** Work instruction **
Once the pictures are set aside, repeat all of the data below exactly.
*** Records shown ***
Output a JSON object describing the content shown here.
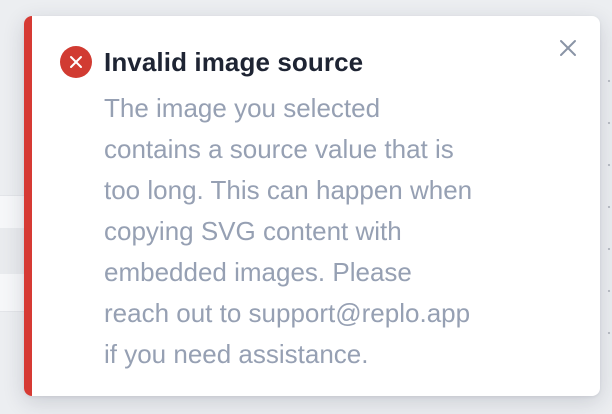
{
  "toast": {
    "title": "Invalid image source",
    "message": "The image you selected\ncontains a source value that is\ntoo long. This can happen when\ncopying SVG content with\nembedded images. Please\nreach out to support@replo.app\nif you need assistance.",
    "icon": "error-circle-x-icon",
    "close_icon": "close-x-icon",
    "colors": {
      "accent": "#d63a34",
      "icon_bg": "#d13b32",
      "title": "#1e2433",
      "message": "#96a0b3",
      "close": "#8a94a6"
    }
  }
}
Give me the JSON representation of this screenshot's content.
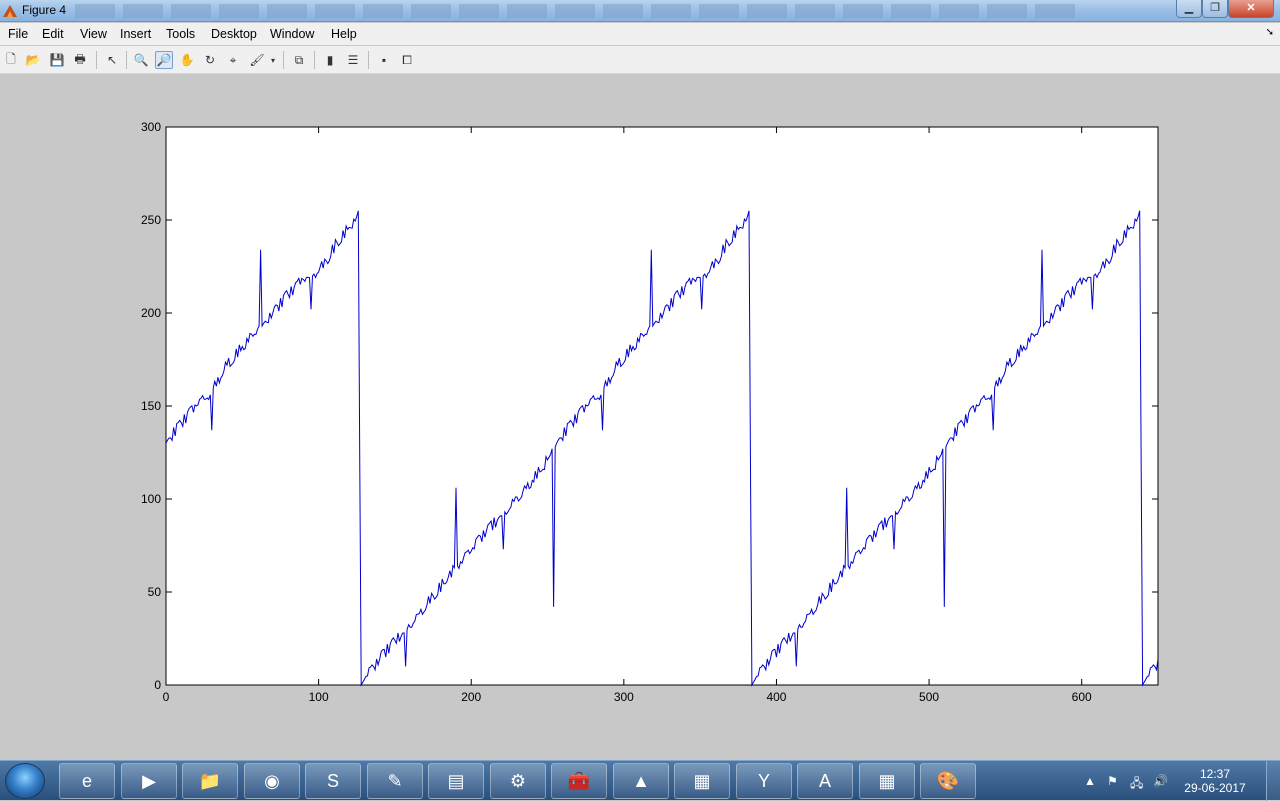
{
  "window": {
    "title": "Figure 4",
    "min_label": "▁",
    "max_label": "❐",
    "close_label": "✕"
  },
  "menu": [
    "File",
    "Edit",
    "View",
    "Insert",
    "Tools",
    "Desktop",
    "Window",
    "Help"
  ],
  "toolbar": [
    {
      "name": "new-figure-icon",
      "glyph": "🗋"
    },
    {
      "name": "open-file-icon",
      "glyph": "📂"
    },
    {
      "name": "save-icon",
      "glyph": "💾"
    },
    {
      "name": "print-icon",
      "glyph": "🖶"
    },
    {
      "name": "edit-plot-icon",
      "glyph": "↖"
    },
    {
      "name": "zoom-in-icon",
      "glyph": "🔍"
    },
    {
      "name": "zoom-out-icon",
      "glyph": "🔎"
    },
    {
      "name": "pan-icon",
      "glyph": "✋"
    },
    {
      "name": "rotate-3d-icon",
      "glyph": "↻"
    },
    {
      "name": "data-cursor-icon",
      "glyph": "⌖"
    },
    {
      "name": "brush-icon",
      "glyph": "🖌"
    },
    {
      "name": "link-plot-icon",
      "glyph": "⧉"
    },
    {
      "name": "insert-colorbar-icon",
      "glyph": "▮"
    },
    {
      "name": "insert-legend-icon",
      "glyph": "☰"
    },
    {
      "name": "hide-plot-tools-icon",
      "glyph": "▪"
    },
    {
      "name": "show-plot-tools-icon",
      "glyph": "⧠"
    }
  ],
  "chart_data": {
    "type": "line",
    "title": "",
    "xlabel": "",
    "ylabel": "",
    "xlim": [
      0,
      650
    ],
    "ylim": [
      0,
      300
    ],
    "xticks": [
      0,
      100,
      200,
      300,
      400,
      500,
      600
    ],
    "yticks": [
      0,
      50,
      100,
      150,
      200,
      250,
      300
    ],
    "grid": false,
    "color": "#0000cc",
    "series": [
      {
        "period": 256,
        "base_points": [
          [
            0,
            130
          ],
          [
            10,
            141
          ],
          [
            20,
            150
          ],
          [
            29,
            156
          ],
          [
            30,
            137
          ],
          [
            31,
            160
          ],
          [
            40,
            172
          ],
          [
            50,
            182
          ],
          [
            61,
            193
          ],
          [
            62,
            234
          ],
          [
            63,
            193
          ],
          [
            70,
            200
          ],
          [
            80,
            210
          ],
          [
            90,
            218
          ],
          [
            94,
            219
          ],
          [
            95,
            202
          ],
          [
            96,
            220
          ],
          [
            105,
            228
          ],
          [
            112,
            238
          ],
          [
            120,
            246
          ],
          [
            125,
            252
          ],
          [
            126,
            255
          ],
          [
            127,
            116
          ],
          [
            127.9,
            0
          ],
          [
            130,
            3
          ],
          [
            140,
            14
          ],
          [
            150,
            24
          ],
          [
            156,
            28
          ],
          [
            157,
            10
          ],
          [
            158,
            30
          ],
          [
            165,
            38
          ],
          [
            175,
            48
          ],
          [
            185,
            58
          ],
          [
            189,
            63
          ],
          [
            190,
            106
          ],
          [
            191,
            64
          ],
          [
            200,
            72
          ],
          [
            210,
            83
          ],
          [
            220,
            91
          ],
          [
            221,
            73
          ],
          [
            222,
            93
          ],
          [
            230,
            101
          ],
          [
            240,
            110
          ],
          [
            250,
            121
          ],
          [
            252,
            124
          ],
          [
            253,
            127
          ],
          [
            254,
            42
          ],
          [
            255,
            128
          ],
          [
            256,
            130
          ]
        ],
        "x_end": 650,
        "noise_amplitude": 3,
        "note_chart": "sawtooth-like signal from 0 to ~255 repeating every 256 samples"
      }
    ]
  },
  "taskbar": {
    "apps": [
      {
        "name": "internet-explorer-icon",
        "glyph": "e"
      },
      {
        "name": "media-player-icon",
        "glyph": "▶"
      },
      {
        "name": "file-explorer-icon",
        "glyph": "📁"
      },
      {
        "name": "chrome-icon",
        "glyph": "◉"
      },
      {
        "name": "skype-icon",
        "glyph": "S"
      },
      {
        "name": "notepad-plus-icon",
        "glyph": "✎"
      },
      {
        "name": "notebook-icon",
        "glyph": "▤"
      },
      {
        "name": "control-panel-icon",
        "glyph": "⚙"
      },
      {
        "name": "toolbox-icon",
        "glyph": "🧰"
      },
      {
        "name": "matlab-icon",
        "glyph": "▲"
      },
      {
        "name": "task-manager-icon",
        "glyph": "▦"
      },
      {
        "name": "app-y-icon",
        "glyph": "Y"
      },
      {
        "name": "acrobat-icon",
        "glyph": "A"
      },
      {
        "name": "calculator-icon",
        "glyph": "▦"
      },
      {
        "name": "paint-icon",
        "glyph": "🎨"
      }
    ],
    "tray": [
      {
        "name": "show-hidden-icons-icon",
        "glyph": "▲"
      },
      {
        "name": "action-center-icon",
        "glyph": "⚑"
      },
      {
        "name": "network-icon",
        "glyph": "🖧"
      },
      {
        "name": "volume-icon",
        "glyph": "🔊"
      }
    ],
    "time": "12:37",
    "date": "29-06-2017"
  }
}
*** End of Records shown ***
** Result of the exercise **
Output a JSON object describing the content shown here.
{
  "toast": {
    "title": "Invalid image source",
    "message": "The image you selected\ncontains a source value that is\ntoo long. This can happen when\ncopying SVG content with\nembedded images. Please\nreach out to support@replo.app\nif you need assistance.",
    "icon": "error-circle-x-icon",
    "close_icon": "close-x-icon",
    "colors": {
      "accent": "#d63a34",
      "icon_bg": "#d13b32",
      "title": "#1e2433",
      "message": "#96a0b3",
      "close": "#8a94a6"
    }
  }
}
Give me the JSON representation of this screenshot's content.
{
  "window": {
    "title": "Figure 4",
    "min_label": "▁",
    "max_label": "❐",
    "close_label": "✕"
  },
  "menu": [
    "File",
    "Edit",
    "View",
    "Insert",
    "Tools",
    "Desktop",
    "Window",
    "Help"
  ],
  "toolbar": [
    {
      "name": "new-figure-icon",
      "glyph": "🗋"
    },
    {
      "name": "open-file-icon",
      "glyph": "📂"
    },
    {
      "name": "save-icon",
      "glyph": "💾"
    },
    {
      "name": "print-icon",
      "glyph": "🖶"
    },
    {
      "name": "edit-plot-icon",
      "glyph": "↖"
    },
    {
      "name": "zoom-in-icon",
      "glyph": "🔍"
    },
    {
      "name": "zoom-out-icon",
      "glyph": "🔎"
    },
    {
      "name": "pan-icon",
      "glyph": "✋"
    },
    {
      "name": "rotate-3d-icon",
      "glyph": "↻"
    },
    {
      "name": "data-cursor-icon",
      "glyph": "⌖"
    },
    {
      "name": "brush-icon",
      "glyph": "🖌"
    },
    {
      "name": "link-plot-icon",
      "glyph": "⧉"
    },
    {
      "name": "insert-colorbar-icon",
      "glyph": "▮"
    },
    {
      "name": "insert-legend-icon",
      "glyph": "☰"
    },
    {
      "name": "hide-plot-tools-icon",
      "glyph": "▪"
    },
    {
      "name": "show-plot-tools-icon",
      "glyph": "⧠"
    }
  ],
  "chart_data": {
    "type": "line",
    "title": "",
    "xlabel": "",
    "ylabel": "",
    "xlim": [
      0,
      650
    ],
    "ylim": [
      0,
      300
    ],
    "xticks": [
      0,
      100,
      200,
      300,
      400,
      500,
      600
    ],
    "yticks": [
      0,
      50,
      100,
      150,
      200,
      250,
      300
    ],
    "grid": false,
    "color": "#0000cc",
    "series": [
      {
        "period": 256,
        "base_points": [
          [
            0,
            130
          ],
          [
            10,
            141
          ],
          [
            20,
            150
          ],
          [
            29,
            156
          ],
          [
            30,
            137
          ],
          [
            31,
            160
          ],
          [
            40,
            172
          ],
          [
            50,
            182
          ],
          [
            61,
            193
          ],
          [
            62,
            234
          ],
          [
            63,
            193
          ],
          [
            70,
            200
          ],
          [
            80,
            210
          ],
          [
            90,
            218
          ],
          [
            94,
            219
          ],
          [
            95,
            202
          ],
          [
            96,
            220
          ],
          [
            105,
            228
          ],
          [
            112,
            238
          ],
          [
            120,
            246
          ],
          [
            125,
            252
          ],
          [
            126,
            255
          ],
          [
            127,
            116
          ],
          [
            127.9,
            0
          ],
          [
            130,
            3
          ],
          [
            140,
            14
          ],
          [
            150,
            24
          ],
          [
            156,
            28
          ],
          [
            157,
            10
          ],
          [
            158,
            30
          ],
          [
            165,
            38
          ],
          [
            175,
            48
          ],
          [
            185,
            58
          ],
          [
            189,
            63
          ],
          [
            190,
            106
          ],
          [
            191,
            64
          ],
          [
            200,
            72
          ],
          [
            210,
            83
          ],
          [
            220,
            91
          ],
          [
            221,
            73
          ],
          [
            222,
            93
          ],
          [
            230,
            101
          ],
          [
            240,
            110
          ],
          [
            250,
            121
          ],
          [
            252,
            124
          ],
          [
            253,
            127
          ],
          [
            254,
            42
          ],
          [
            255,
            128
          ],
          [
            256,
            130
          ]
        ],
        "x_end": 650,
        "noise_amplitude": 3,
        "note_chart": "sawtooth-like signal from 0 to ~255 repeating every 256 samples"
      }
    ]
  },
  "taskbar": {
    "apps": [
      {
        "name": "internet-explorer-icon",
        "glyph": "e"
      },
      {
        "name": "media-player-icon",
        "glyph": "▶"
      },
      {
        "name": "file-explorer-icon",
        "glyph": "📁"
      },
      {
        "name": "chrome-icon",
        "glyph": "◉"
      },
      {
        "name": "skype-icon",
        "glyph": "S"
      },
      {
        "name": "notepad-plus-icon",
        "glyph": "✎"
      },
      {
        "name": "notebook-icon",
        "glyph": "▤"
      },
      {
        "name": "control-panel-icon",
        "glyph": "⚙"
      },
      {
        "name": "toolbox-icon",
        "glyph": "🧰"
      },
      {
        "name": "matlab-icon",
        "glyph": "▲"
      },
      {
        "name": "task-manager-icon",
        "glyph": "▦"
      },
      {
        "name": "app-y-icon",
        "glyph": "Y"
      },
      {
        "name": "acrobat-icon",
        "glyph": "A"
      },
      {
        "name": "calculator-icon",
        "glyph": "▦"
      },
      {
        "name": "paint-icon",
        "glyph": "🎨"
      }
    ],
    "tray": [
      {
        "name": "show-hidden-icons-icon",
        "glyph": "▲"
      },
      {
        "name": "action-center-icon",
        "glyph": "⚑"
      },
      {
        "name": "network-icon",
        "glyph": "🖧"
      },
      {
        "name": "volume-icon",
        "glyph": "🔊"
      }
    ],
    "time": "12:37",
    "date": "29-06-2017"
  }
}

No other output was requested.